Are My Club Dues a Deductible Business Expense
A question CPAs often hear from our clients preparing their business taxes is whether they can deduct the club dues they pay to golf courses and other businesses for entertaining and networking with customers. Prior to the Tax Cuts and Jobs Act (TCJA) going into effect in 2018, the answer was yes. Today, it’s no, but there is a small silver lining.
New Rules for Club Dues Deductions
As set forth in the new tax rules, any membership dues you pay to a club for business, recreation, leisure, country club, or other social purposes are not deductible. The only exception is if they're included as compensation on an employee’s W-2 form.
That silver lining we mentioned?
- Provided there is a business purpose, meals at these locations remain 50% deductible.
- You may still take a 100% deduction for dues you pay to professional and civic organizations, such as bar associations and Rotary clubs. Chambers of commerce, boards of trade, and business leagues also qualify.
Even if the “club” purpose is business-related, there are still limits to what expenses you may deduct. So, if you belong to a professional organization that holds a golf outing, the IRS considers that social/entertainment and you may not deduct any of the related costs on your business taxes. On the other hand, 50% of the cost of a meal at an awards dinner is deductible.
As always, a deductible business expense must be “ordinary and necessary” for the operation of your business. In light of these revised tax laws, you may want to reconsider the amount you pay for club dues and entertainment and develop new tax-saving strategies going forward.

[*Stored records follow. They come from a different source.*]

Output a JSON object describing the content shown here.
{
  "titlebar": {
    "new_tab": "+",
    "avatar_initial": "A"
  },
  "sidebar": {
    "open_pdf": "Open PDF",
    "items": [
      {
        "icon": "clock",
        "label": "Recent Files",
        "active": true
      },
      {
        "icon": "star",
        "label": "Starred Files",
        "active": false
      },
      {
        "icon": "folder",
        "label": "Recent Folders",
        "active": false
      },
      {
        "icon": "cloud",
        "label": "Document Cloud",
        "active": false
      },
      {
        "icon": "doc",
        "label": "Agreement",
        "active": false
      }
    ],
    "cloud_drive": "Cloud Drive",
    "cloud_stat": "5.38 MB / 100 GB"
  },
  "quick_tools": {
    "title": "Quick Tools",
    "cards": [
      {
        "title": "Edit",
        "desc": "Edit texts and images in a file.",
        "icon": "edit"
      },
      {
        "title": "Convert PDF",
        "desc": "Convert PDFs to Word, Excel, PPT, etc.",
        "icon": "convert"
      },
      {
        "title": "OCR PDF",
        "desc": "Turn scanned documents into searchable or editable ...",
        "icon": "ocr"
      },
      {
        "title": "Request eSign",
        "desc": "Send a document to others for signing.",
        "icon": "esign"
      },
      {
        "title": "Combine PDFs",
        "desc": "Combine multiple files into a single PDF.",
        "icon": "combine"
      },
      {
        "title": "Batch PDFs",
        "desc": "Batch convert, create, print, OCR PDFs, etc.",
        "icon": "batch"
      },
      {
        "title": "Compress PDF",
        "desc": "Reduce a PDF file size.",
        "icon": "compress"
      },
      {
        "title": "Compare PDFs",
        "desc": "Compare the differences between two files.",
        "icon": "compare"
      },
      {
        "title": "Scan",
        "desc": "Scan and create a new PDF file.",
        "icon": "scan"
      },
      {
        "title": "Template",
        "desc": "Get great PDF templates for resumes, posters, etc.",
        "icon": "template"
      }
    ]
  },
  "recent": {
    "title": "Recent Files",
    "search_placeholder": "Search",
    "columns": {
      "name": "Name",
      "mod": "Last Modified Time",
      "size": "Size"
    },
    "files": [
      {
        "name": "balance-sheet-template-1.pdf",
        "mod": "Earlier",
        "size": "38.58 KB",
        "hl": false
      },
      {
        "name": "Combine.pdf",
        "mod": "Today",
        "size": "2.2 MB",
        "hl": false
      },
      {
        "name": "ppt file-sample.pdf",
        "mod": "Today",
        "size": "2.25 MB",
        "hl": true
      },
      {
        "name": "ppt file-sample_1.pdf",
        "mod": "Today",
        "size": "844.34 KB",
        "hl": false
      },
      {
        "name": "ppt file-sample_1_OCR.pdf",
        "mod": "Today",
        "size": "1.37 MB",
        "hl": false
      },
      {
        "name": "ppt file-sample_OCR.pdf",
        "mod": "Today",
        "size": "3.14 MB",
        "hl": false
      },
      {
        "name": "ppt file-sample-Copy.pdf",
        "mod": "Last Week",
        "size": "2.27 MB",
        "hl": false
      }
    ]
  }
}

If you’d like additional information about the deductibility of club dues or want to learn more about the new tax laws in general, contact KEGA CPAs online today or call us at 772.231.6902 to schedule a consultation.